The most common consequence of breaking a lease is the loss of your security deposit. Landlords typically require tenants to pay a deposit at the beginning of a lease term to cover damages or unpaid rent at the end of the lease. If you break your lease, your landlord may use your security deposit to cover any unpaid rent, damages, or other fees that you owe.
Breaking a lease can also damage your credit score, as landlords may report late or missed rent payments to credit bureaus. This can make it more difficult to obtain credit, loans, or future rental agreements.
Additionally, landlords may pursue legal action against you for breaking your lease, which could result in a court judgment against you. This could include monetary damages, legal fees, and other costs associated with the lawsuit.
If you need to break your lease, it is important to communicate with your landlord as soon as possible. Many landlords are willing to work with tenants to find a mutually beneficial solution, such as allowing you to sublet or assigning your lease to someone else. However, it is important to remember that your landlord is not obligated to agree to such a solution, and you may still be responsible for any unpaid rent or damages.
Before breaking your lease, it is also important to review the terms of your lease agreement. Some leases may include a provision for early termination, which may require you to pay a fee or give notice to your landlord.
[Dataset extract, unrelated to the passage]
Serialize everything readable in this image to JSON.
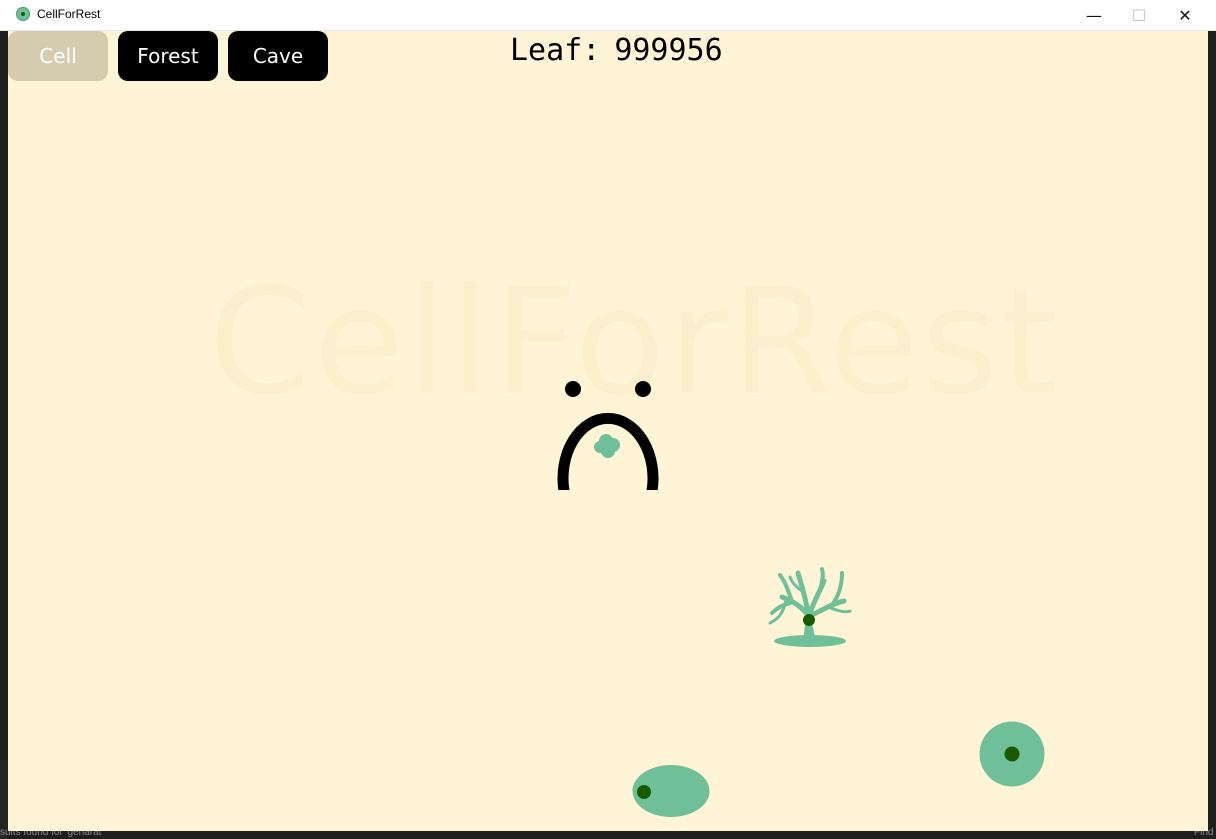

If your lease does not have an early termination clause, you may still be able to negotiate with your landlord to reach a compromise.
In conclusion, breaking a lease can have serious consequences that can impact your finances and credit score. If you need to break your lease, it is important to communicate with your landlord and review the terms of your lease agreement to understand your options and potential consequences. By taking appropriate action, you can minimize the impact of breaking your lease and avoid legal and financial problems in the future.